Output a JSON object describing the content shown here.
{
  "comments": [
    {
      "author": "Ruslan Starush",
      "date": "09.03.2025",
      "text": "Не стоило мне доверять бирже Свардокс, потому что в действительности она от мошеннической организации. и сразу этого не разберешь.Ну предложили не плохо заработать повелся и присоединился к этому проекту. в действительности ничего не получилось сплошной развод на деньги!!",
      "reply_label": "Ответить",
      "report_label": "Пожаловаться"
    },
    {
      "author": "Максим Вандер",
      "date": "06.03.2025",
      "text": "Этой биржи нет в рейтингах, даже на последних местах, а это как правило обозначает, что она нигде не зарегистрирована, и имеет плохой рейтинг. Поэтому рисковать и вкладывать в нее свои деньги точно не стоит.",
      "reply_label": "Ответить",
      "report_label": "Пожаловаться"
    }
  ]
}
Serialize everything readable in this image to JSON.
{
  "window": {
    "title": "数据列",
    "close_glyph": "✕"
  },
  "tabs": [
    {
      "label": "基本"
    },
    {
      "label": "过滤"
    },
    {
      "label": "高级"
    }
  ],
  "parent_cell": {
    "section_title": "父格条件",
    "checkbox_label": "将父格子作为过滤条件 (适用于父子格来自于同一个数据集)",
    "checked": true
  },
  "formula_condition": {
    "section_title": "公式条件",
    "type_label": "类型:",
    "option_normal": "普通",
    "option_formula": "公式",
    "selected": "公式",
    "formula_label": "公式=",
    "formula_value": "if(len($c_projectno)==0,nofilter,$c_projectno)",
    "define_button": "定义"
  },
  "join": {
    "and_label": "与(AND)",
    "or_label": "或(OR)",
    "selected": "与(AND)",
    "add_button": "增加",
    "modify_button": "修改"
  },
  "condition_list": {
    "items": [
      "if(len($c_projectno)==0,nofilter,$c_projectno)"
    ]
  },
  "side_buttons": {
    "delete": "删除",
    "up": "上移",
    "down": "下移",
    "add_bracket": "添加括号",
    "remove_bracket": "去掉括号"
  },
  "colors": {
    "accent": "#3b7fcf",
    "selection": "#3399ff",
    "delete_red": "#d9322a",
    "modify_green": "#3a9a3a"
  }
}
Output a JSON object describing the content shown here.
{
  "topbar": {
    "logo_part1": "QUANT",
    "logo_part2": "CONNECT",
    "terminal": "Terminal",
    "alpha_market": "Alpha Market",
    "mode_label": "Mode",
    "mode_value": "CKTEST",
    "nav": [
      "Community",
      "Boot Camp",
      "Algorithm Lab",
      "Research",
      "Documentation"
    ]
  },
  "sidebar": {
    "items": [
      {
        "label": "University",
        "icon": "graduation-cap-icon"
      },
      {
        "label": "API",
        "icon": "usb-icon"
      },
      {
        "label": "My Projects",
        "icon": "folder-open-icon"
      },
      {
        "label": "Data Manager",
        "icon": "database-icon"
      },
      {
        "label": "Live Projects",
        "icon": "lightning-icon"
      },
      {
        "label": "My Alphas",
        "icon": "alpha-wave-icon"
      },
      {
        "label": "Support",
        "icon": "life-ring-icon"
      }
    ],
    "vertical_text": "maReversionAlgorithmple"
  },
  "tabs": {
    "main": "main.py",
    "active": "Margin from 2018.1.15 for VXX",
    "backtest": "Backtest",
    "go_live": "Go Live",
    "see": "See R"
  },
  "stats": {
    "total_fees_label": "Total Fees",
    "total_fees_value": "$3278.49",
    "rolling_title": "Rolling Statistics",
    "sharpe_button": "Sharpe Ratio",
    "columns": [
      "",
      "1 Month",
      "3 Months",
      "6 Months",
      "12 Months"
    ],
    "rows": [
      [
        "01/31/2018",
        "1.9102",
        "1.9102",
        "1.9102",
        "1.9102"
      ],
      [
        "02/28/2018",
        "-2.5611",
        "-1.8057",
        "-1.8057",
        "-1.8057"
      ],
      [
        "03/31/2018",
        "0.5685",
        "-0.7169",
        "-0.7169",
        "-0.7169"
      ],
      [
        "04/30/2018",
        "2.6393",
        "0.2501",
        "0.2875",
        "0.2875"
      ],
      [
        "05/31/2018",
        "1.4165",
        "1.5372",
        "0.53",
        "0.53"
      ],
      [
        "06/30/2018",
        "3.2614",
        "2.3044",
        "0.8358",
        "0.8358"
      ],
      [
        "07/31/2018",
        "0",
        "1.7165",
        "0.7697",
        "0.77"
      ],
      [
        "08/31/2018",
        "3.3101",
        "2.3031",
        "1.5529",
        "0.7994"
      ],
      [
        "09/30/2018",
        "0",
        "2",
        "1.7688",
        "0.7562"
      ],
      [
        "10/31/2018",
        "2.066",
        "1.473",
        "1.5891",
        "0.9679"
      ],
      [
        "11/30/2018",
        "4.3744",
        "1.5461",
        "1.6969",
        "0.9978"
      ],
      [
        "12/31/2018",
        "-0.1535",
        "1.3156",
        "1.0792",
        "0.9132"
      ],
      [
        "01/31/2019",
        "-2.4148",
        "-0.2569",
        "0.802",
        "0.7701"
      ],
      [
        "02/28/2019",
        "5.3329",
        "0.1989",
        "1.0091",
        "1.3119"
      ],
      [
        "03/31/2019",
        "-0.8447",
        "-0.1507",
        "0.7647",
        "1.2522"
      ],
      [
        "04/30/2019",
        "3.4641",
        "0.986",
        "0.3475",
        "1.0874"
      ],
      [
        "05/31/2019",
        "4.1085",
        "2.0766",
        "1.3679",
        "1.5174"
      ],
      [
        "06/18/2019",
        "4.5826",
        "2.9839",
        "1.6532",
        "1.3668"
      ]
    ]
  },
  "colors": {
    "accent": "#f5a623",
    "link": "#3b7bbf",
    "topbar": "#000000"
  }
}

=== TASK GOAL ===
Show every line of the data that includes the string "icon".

=== SOLUTION ===
        "icon": "graduation-cap-icon"
        "icon": "usb-icon"
        "icon": "folder-open-icon"
        "icon": "database-icon"
        "icon": "lightning-icon"
        "icon": "alpha-wave-icon"
        "icon": "life-ring-icon"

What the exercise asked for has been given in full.